“The development of California’s Race to the Top plan and MOU is an important collaborative effort that is the result of the ongoing work between education leaders across the state. It is important to note that the MOU represents just one piece of the state’s application process – the California legislature must pass legislation to ensure California can be highly competitive for this funding.” said Secretary Thomas. “Although we had initially hoped to release the MOU in conjunction with the necessary legislation to make California truly competitive, we can no longer wait for the legislature to begin the important work with LEAs with the looming January 19, 2010 deadline.”
Race to the Top offers an unprecedented opportunity to strategically build upon on current education reform efforts by investing in key supports that (1) that refine California’s rigorous state standards; (2) provide new supports for teachers and principals to improve effectiveness; (3)  enhance local data systems and coordinating those with state data systems; and (4) transform  persistently lowest performing schools. A key element of California’s application is the explicit inclusion of LEAs that want to partner with the State. Participating LEAs will need to commit to partnering with the State in implementing each of these four key reform areas.
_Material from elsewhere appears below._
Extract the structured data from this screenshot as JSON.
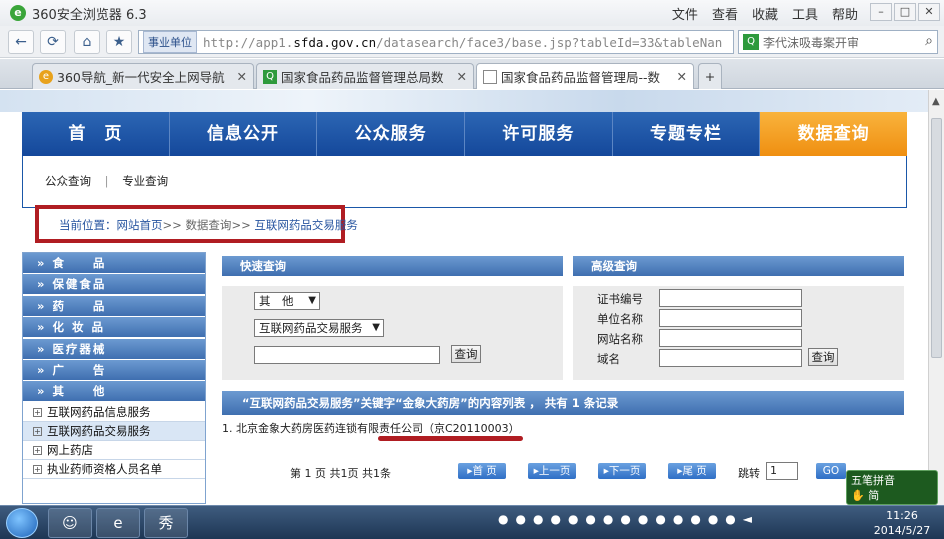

Participating LEAs will need to sign an MOU that is contingent upon California’s success in winning a Race to the Top grant. To participate, the MOU must be signed by the LEA superintendent. However, California’s State application has a greater chance of winning if MOUs are also signed by the local school governing board president and the local teachers’ union leader, or the equivalent entities for charter schools.

An LEA may choose to draft a plan that would focus only on a select number of schools, or can draft a plan that would encompass all schools in the LEA. If California wins a Race to the Top grant, LEAs will have 90 days to revise and submit their final plans.

On July 24, 2009, President Obama and U.S. Department of Education Secretary Arne Duncan announced federal eligibility and competitiveness requirements for states to compete for $4.35 billion in Race to the Top funding, the single largest pool of discretionary funding for education reform in U.S. history. State applications for securing a portion of the $4.35 billion education funding available nationally are due to the federal government by January 19, 2010. If highly competitive, California can secure up to $700 million in federal Race to the Top funding for California’s schools.

“In order to win up to $700 million in Race to the Top funds, California must prepare the most competitive application possible,” Secretary Thomas said. “The legislature must make critical changes to our state laws that affect our whole system or we will be left on the sidelines of the Race to the Top. I continue to call on the state legislature to share our sense of urgency and pass the bold bi-partisan Race to the Top legislative package already approved by the Senate.”

Source:  California Department of Education, Office of Secretary of Education. 

Memorandum of Understanding Documents can be viewed at the following links:

Memorandum of Understanding Letter

Memorandum of Understanding.

Exhibit I: Preliminary Scope of Work.

Attachment 2: Definitions from the U.S. Department of Education's Race to the Top Application for Initial Funding (CFDA Number: 84.395A); pages 7-11.

Attachment 3: Description of Intervention Models from the US Department of Education’s Race to the Top Application for Initial Funding (CFDA Number: 84.395A); pages 71-74.